* YOUR GOAL
Pictures aside, the data must be reproduced exactly.

#####

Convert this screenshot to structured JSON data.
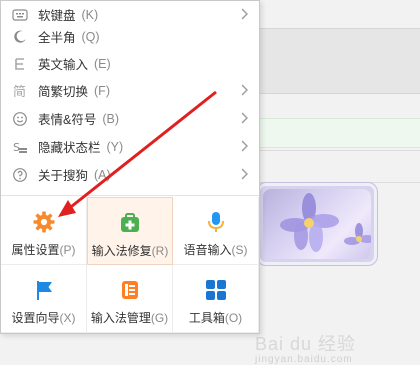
{
  "menu": {
    "items": [
      {
        "icon": "keyboard-icon",
        "label": "软键盘",
        "key": "(K)",
        "has_submenu": true
      },
      {
        "icon": "moon-icon",
        "label": "全半角",
        "key": "(Q)",
        "has_submenu": false
      },
      {
        "icon": "english-icon",
        "label": "英文输入",
        "key": "(E)",
        "has_submenu": false
      },
      {
        "icon": "traditional-icon",
        "label": "简繁切换",
        "key": "(F)",
        "has_submenu": true
      },
      {
        "icon": "smile-icon",
        "label": "表情&符号",
        "key": "(B)",
        "has_submenu": true
      },
      {
        "icon": "statusbar-icon",
        "label": "隐藏状态栏",
        "key": "(Y)",
        "has_submenu": true
      },
      {
        "icon": "help-icon",
        "label": "关于搜狗",
        "key": "(A)",
        "has_submenu": true
      }
    ],
    "tiles": [
      {
        "name": "properties-settings",
        "icon": "gear-icon",
        "label": "属性设置",
        "key": "(P)"
      },
      {
        "name": "ime-repair",
        "icon": "repair-kit-icon",
        "label": "输入法修复",
        "key": "(R)"
      },
      {
        "name": "voice-input",
        "icon": "microphone-icon",
        "label": "语音输入",
        "key": "(S)"
      },
      {
        "name": "setup-wizard",
        "icon": "flag-icon",
        "label": "设置向导",
        "key": "(X)"
      },
      {
        "name": "ime-manager",
        "icon": "list-icon",
        "label": "输入法管理",
        "key": "(G)"
      },
      {
        "name": "toolbox",
        "icon": "grid-icon",
        "label": "工具箱",
        "key": "(O)"
      }
    ]
  },
  "watermark": {
    "text": "Bai du 经验",
    "sub": "jingyan.baidu.com"
  },
  "colors": {
    "gear": "#f58b2d",
    "repair": "#4caf50",
    "mic": "#2196f3",
    "flag": "#1e88e5",
    "list": "#ff7f24",
    "grid": "#1976d2",
    "arrow": "#e02020"
  }
}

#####

* OUTPUT FOR THIS EXERCISE
Convert this screenshot to structured JSON data.
{
  "menu": {
    "items": [
      {
        "icon": "keyboard-icon",
        "label": "软键盘",
        "key": "(K)",
        "has_submenu": true
      },
      {
        "icon": "moon-icon",
        "label": "全半角",
        "key": "(Q)",
        "has_submenu": false
      },
      {
        "icon": "english-icon",
        "label": "英文输入",
        "key": "(E)",
        "has_submenu": false
      },
      {
        "icon": "traditional-icon",
        "label": "简繁切换",
        "key": "(F)",
        "has_submenu": true
      },
      {
        "icon": "smile-icon",
        "label": "表情&符号",
        "key": "(B)",
        "has_submenu": true
      },
      {
        "icon": "statusbar-icon",
        "label": "隐藏状态栏",
        "key": "(Y)",
        "has_submenu": true
      },
      {
        "icon": "help-icon",
        "label": "关于搜狗",
        "key": "(A)",
        "has_submenu": true
      }
    ],
    "tiles": [
      {
        "name": "properties-settings",
        "icon": "gear-icon",
        "label": "属性设置",
        "key": "(P)"
      },
      {
        "name": "ime-repair",
        "icon": "repair-kit-icon",
        "label": "输入法修复",
        "key": "(R)"
      },
      {
        "name": "voice-input",
        "icon": "microphone-icon",
        "label": "语音输入",
        "key": "(S)"
      },
      {
        "name": "setup-wizard",
        "icon": "flag-icon",
        "label": "设置向导",
        "key": "(X)"
      },
      {
        "name": "ime-manager",
        "icon": "list-icon",
        "label": "输入法管理",
        "key": "(G)"
      },
      {
        "name": "toolbox",
        "icon": "grid-icon",
        "label": "工具箱",
        "key": "(O)"
      }
    ]
  },
  "watermark": {
    "text": "Bai du 经验",
    "sub": "jingyan.baidu.com"
  },
  "colors": {
    "gear": "#f58b2d",
    "repair": "#4caf50",
    "mic": "#2196f3",
    "flag": "#1e88e5",
    "list": "#ff7f24",
    "grid": "#1976d2",
    "arrow": "#e02020"
  }
}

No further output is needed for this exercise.